A Monster Calls by Patrick Ness

a-monster-callsA Monster Calls by Patrick Ness is undeniably one of the best books I’ve read this year.  It’s a book I’ve always known I had to read, purely by how many people have recommended it to me. Upon finishing the novel, I knew how I felt about it, but I also knew that reviewing it wouldn’t be an easy task. I still am not quite sure how to write down my thoughts on this novel that has touch me in the way that it did.

It deals with a boy’s journey to accepting his mother’s deteriorating illness and eventual death. Every night, 13 year old Connor has nightmares, until one evening a monster came to visit, one who wants the truth. The story is beautifully written, poignant and heartbreaking. It’s also a tale of a young boy who had to grow up too quickly, with having divorced parents, his dad living in another country and a broken relationship with his grandmother – all while having to deal with his mother’s fight against cancer, which takes a toll on him. Emotionally and psychologically.

It is targeted at young adults and children, but it’s a book I’d recommend everyone to read.  The story about letting go and not having to feel guilty is something that I think all of us could identify with.  It’s an incredibly emotional read, especially for someone who has had to deal with the death of a close relative/loved one, which all of us has to face at some point in our life. There are so many themes in this book I could identify with.  I don’t think my words could do this book justice, but I’ll leave you with a few quotes from the novel, that particularly stood out for me

How can a queen be both a good witch and a bad witch? How can a prince be a murderer and a savior?

The answer is that it does not matter what you think, because your mind will contradict itself a hundred times each day. You wanted her to go at the same time you were desperate for me to save her. Your mind will believe comforting lies while also knowing the painful truths that make those lies necessary. And your mind will punish you for believing both. (page 224)

You do not write your life with words, you write it with actions. What you think is not important. It is only important what you do. (page 225)

Image source

(The edition I read were without illustrations. I do want to read the illustrated version, as I’ve heard only great things about how the beautiful illustrations supplement the story the book is delivering)

  • Karen

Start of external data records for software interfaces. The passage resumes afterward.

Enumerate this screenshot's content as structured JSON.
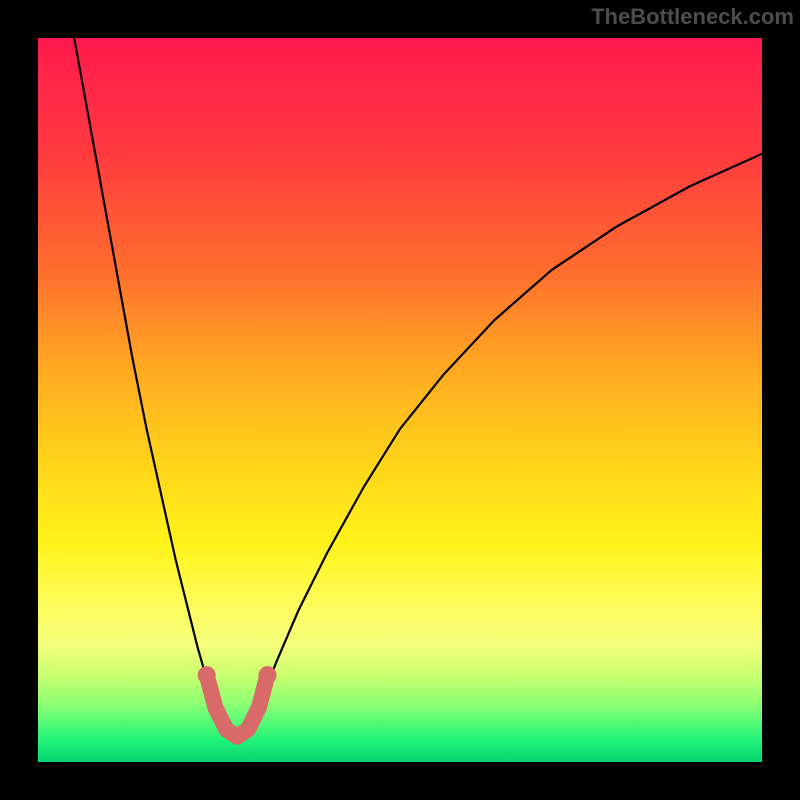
{
  "watermark": "TheBottleneck.com",
  "colors": {
    "frame": "#000000",
    "curve": "#000000",
    "highlight": "#d86a6a",
    "gradient_top": "#ff1a4d",
    "gradient_bottom": "#06d36e"
  },
  "chart_data": {
    "type": "line",
    "title": "",
    "xlabel": "",
    "ylabel": "",
    "xlim": [
      0,
      100
    ],
    "ylim": [
      0,
      100
    ],
    "note": "x and y are percentages of plot-area width/height; y=0 is top, y=100 is bottom",
    "series": [
      {
        "name": "curve_left",
        "x": [
          5,
          7,
          9,
          11,
          13,
          15,
          17,
          19,
          20,
          21,
          22,
          23,
          24,
          25
        ],
        "y": [
          0,
          11,
          22,
          33,
          44,
          54,
          63,
          72,
          76,
          80,
          84,
          87.5,
          90.5,
          93.5
        ]
      },
      {
        "name": "curve_right",
        "x": [
          30,
          31,
          33,
          36,
          40,
          45,
          50,
          56,
          63,
          71,
          80,
          90,
          100
        ],
        "y": [
          93.5,
          91,
          86,
          79,
          71,
          62,
          54,
          46.5,
          39,
          32,
          26,
          20.5,
          16
        ]
      },
      {
        "name": "bottom_bridge",
        "x": [
          25,
          26,
          27,
          28,
          29,
          30
        ],
        "y": [
          93.5,
          95.5,
          96.5,
          96.5,
          95.5,
          93.5
        ]
      }
    ],
    "highlight": {
      "name": "optimal_zone",
      "x": [
        23.3,
        24.5,
        26,
        27.5,
        29,
        30.5,
        31.7
      ],
      "y": [
        88,
        92.5,
        95.5,
        96.5,
        95.5,
        92.5,
        88
      ]
    }
  }
}
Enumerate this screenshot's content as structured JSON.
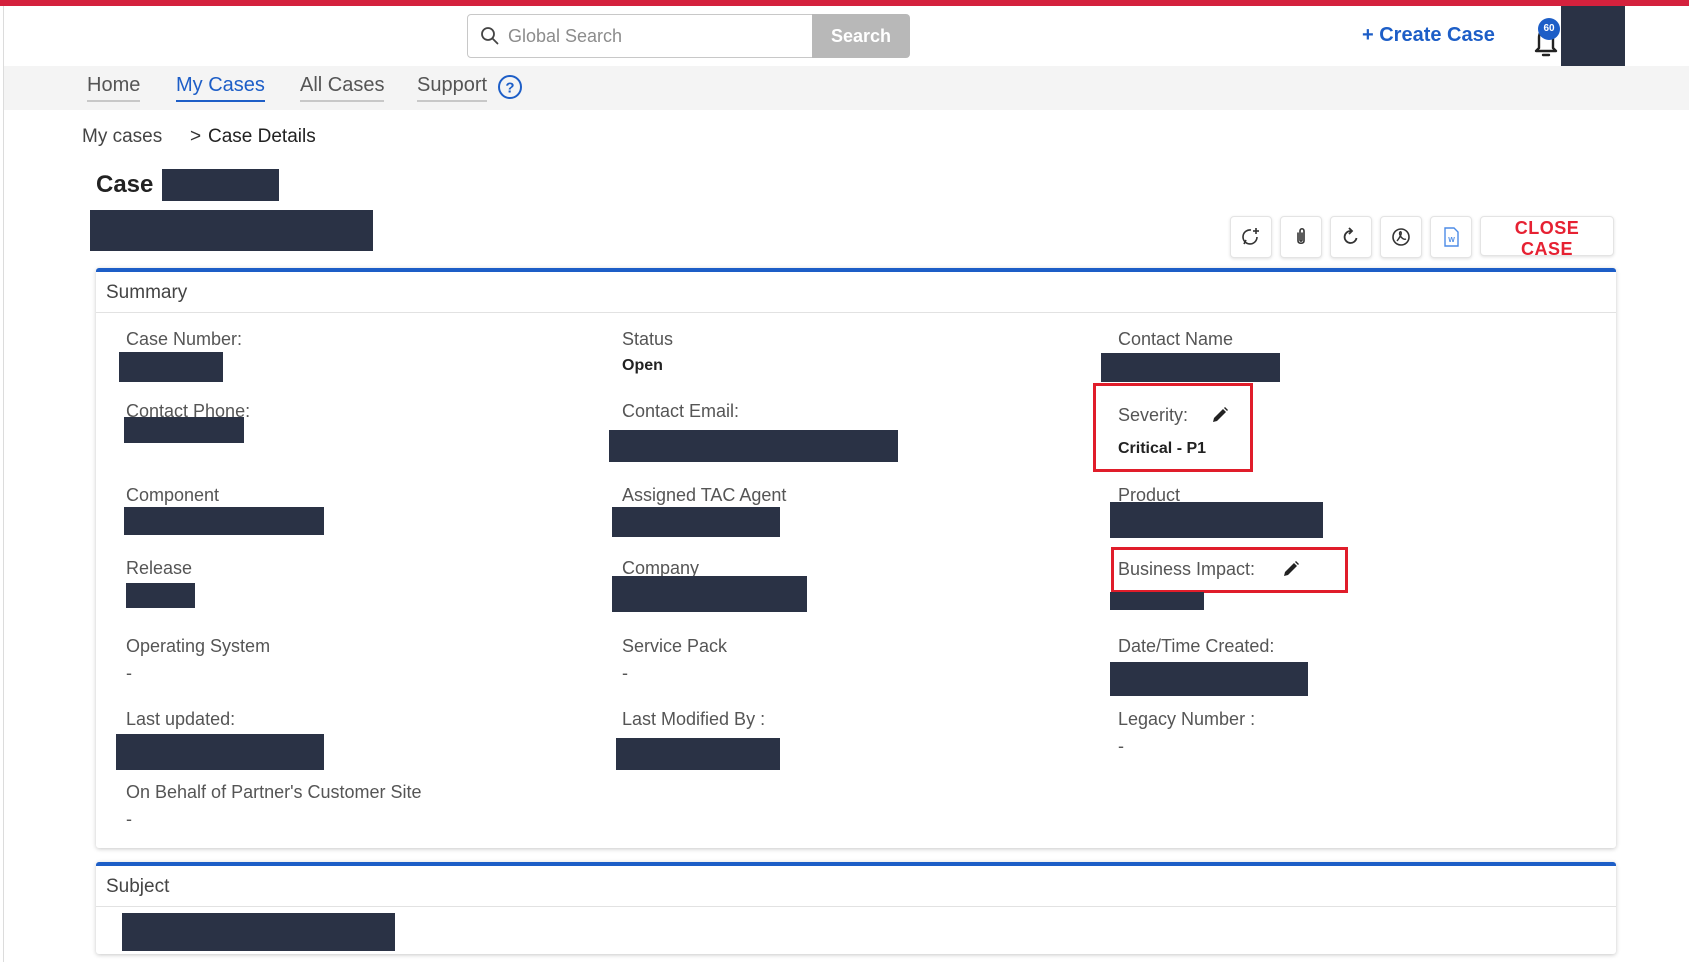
{
  "header": {
    "search_placeholder": "Global Search",
    "search_button": "Search",
    "create_case": "+ Create Case",
    "notification_count": "60"
  },
  "nav": {
    "items": [
      {
        "label": "Home"
      },
      {
        "label": "My Cases",
        "active": true
      },
      {
        "label": "All Cases"
      },
      {
        "label": "Support"
      }
    ]
  },
  "breadcrumb": {
    "parent": "My cases",
    "separator": ">",
    "current": "Case Details"
  },
  "case": {
    "title_prefix": "Case"
  },
  "toolbar": {
    "close_case": "CLOSE CASE"
  },
  "summary": {
    "title": "Summary",
    "fields": {
      "case_number": "Case Number:",
      "status": "Status",
      "status_value": "Open",
      "contact_name": "Contact Name",
      "contact_phone": "Contact Phone:",
      "contact_email": "Contact Email:",
      "severity": "Severity:",
      "severity_value": "Critical - P1",
      "component": "Component",
      "assigned_tac_agent": "Assigned TAC Agent",
      "product": "Product",
      "release": "Release",
      "company": "Company",
      "business_impact": "Business Impact:",
      "operating_system": "Operating System",
      "operating_system_value": "-",
      "service_pack": "Service Pack",
      "service_pack_value": "-",
      "date_time_created": "Date/Time Created:",
      "last_updated": "Last updated:",
      "last_modified_by": "Last Modified By :",
      "legacy_number": "Legacy Number :",
      "legacy_number_value": "-",
      "on_behalf": "On Behalf of Partner's Customer Site",
      "on_behalf_value": "-"
    }
  },
  "subject": {
    "title": "Subject"
  },
  "colors": {
    "accent": "#1d5ec7",
    "brand_red": "#d4213d",
    "redaction": "#2a3245",
    "highlight": "#e01d2a"
  }
}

    The illustrations in he version I have are amazing

    • Hi Karen, it’s nice to hear from you again. I can imagine how beautiful that book is. I have the copy, as per the image on this post, but I think the book with illustrations would be wonderful. If I do re-read this one, I’ll get the other copy.

  • Like you, I’ve had this book on my radar for a while, but haven’t been brave enough to read it yet. I keep telling myself that if it’s written with children in mind, I should be able to handle it. Thanks for the nudge. 🙂

    • You would be able to handle it Naomi. It’s just beautiful. I think that it would make you a little emotional at the end and if you’ve ever had to go through a loved one close to you that died, you would be able to identify that feeling, that process of letting go. It might be even more emotional for that reason alone, but hey – it reminds us we have loved and cared. Pls do read it 🙂

  • I’ve been meaning to read this book for ages because it’s so highly recommended. You’ve made me so curious now about some of the themes of the story. It sounds like the way the author expressed his ideas made a tremendous impact on you.

    • It has, definitely. I think even without having experienced a loved one that’s very close to you dying, you’d still find this an emotional read. It’s just one of those humane experiences that everyone can emphasise with or have experienced. I’m sure; you’ll enjoy it

  • Isi

    I’m seeing this book everywhere lately thanks to the film. I didn’t mean to read it because I thought it was “only” for children, but I see it’s a story everyone can enjoy, so I think I’ll give it a chance 🙂
    I’m glad you liked it that much.

    • It’s definitely for everyone. It’s just told in such a compassionate way and it’s a story everyone can relate to. Regardless of how it’s told and who the target audience is.

  • I lvoe this book so much, I’ve purhaps never cried so much in my life.

    • I cried as well. It was a good read. I actually want to read it again, but the illustrated version.